Background: Lipid abnormalities contribute significantly to the increased risk of cardiovascular disease in diabetic and end-stage renal disease (ESRD) patients. Accumulating evidence supports a proatherogenic role for remnant lipoproteins. Thus, the aim of the present study was to compare remnant-like particle-cholesterol (RLP-C) in type 2 diabetic and ESRD patients with age- and gender-matched controls. Methods: Using an immunoaffinity assay, we measured RLP-C concentrations in 48 type 2 diabetic patients with (n = 24) and without (n = 24) macrovascular complications, and 24 age- and gender-matched controls, as well as in 38 ESRD patients on hemodialysis (n = 19) and peritoneal dialysis (n = 19), and 19 age- and gender-matched controls.

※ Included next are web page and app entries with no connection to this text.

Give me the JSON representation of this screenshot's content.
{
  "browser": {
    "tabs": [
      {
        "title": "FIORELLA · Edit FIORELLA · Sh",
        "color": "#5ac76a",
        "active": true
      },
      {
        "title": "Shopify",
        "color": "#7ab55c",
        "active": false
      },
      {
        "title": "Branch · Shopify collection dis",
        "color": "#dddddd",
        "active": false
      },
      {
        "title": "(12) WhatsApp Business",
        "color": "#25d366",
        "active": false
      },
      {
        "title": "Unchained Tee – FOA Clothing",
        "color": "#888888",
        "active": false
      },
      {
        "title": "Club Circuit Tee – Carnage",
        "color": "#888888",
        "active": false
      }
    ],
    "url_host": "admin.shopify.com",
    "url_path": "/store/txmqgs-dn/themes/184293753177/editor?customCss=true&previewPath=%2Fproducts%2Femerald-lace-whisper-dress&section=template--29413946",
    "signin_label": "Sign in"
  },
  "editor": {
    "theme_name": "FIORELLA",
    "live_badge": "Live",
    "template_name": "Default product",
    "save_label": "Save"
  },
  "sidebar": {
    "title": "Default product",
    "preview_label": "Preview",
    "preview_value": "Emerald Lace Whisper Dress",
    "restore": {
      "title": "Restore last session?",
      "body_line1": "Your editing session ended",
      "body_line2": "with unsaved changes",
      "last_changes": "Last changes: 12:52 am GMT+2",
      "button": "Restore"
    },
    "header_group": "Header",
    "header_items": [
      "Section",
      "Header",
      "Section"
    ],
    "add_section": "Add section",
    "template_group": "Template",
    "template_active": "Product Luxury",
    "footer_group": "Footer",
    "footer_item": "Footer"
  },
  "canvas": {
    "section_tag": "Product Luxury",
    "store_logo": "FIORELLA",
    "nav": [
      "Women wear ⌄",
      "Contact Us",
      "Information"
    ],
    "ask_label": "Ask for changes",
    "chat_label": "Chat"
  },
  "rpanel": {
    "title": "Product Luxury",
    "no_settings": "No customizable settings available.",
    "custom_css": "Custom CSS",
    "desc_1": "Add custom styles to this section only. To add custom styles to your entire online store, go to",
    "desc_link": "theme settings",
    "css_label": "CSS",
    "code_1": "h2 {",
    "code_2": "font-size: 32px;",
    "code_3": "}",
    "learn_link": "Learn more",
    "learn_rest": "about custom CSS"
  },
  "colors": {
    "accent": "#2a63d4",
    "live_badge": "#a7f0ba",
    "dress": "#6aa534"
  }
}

Results: RLP-C correlated significantly with plasma triglycerides (TGs; r = 0.8). When compared with controls, RLP-C concentrations were significantly higher in type 2 diabetic patients with and without macrovascular complications (median, 0.22 and 0.17 mmol/L vs 0.14 mmol/L; P <0.0002 and <0.01, respectively); diabetic patients with macrovascular complications also had significantly higher RLP-C than diabetic patients without macrovascular complications (P <0.05). However, when RLP- C/TG ratios were computed, only diabetic patients with macrovascular complications showed significantly higher RLP-C/TG ratios compared with controls (P <0.05). Regarding ESRD, RLP-C concentrations were significantly increased in patients on both hemodialysis and peritoneal dialysis compared with controls (median, 0.23 and 0.21 mmol/L vs 0.13 mmol/L; P <0.0001). Whereas RLP-C was increased in ESRD patients on hemodialysis with TGs <2.26 mmol/L compared with controls, RLP-C/TG ratios were not significantly increased in these patients. Conclusions: Type 2 diabetic patients with macrovascular disease demonstrated increased RLP-C and RLPC/TG ratios, whereas ESRD patients showed only increased RLP-C concentrations. (C) 2000 American Association for Clinical Chemistry.
|Original language||English (US)|
|Number of pages||6|
|State||Published - 2000|
ASJC Scopus subject areas
- Clinical Biochemistry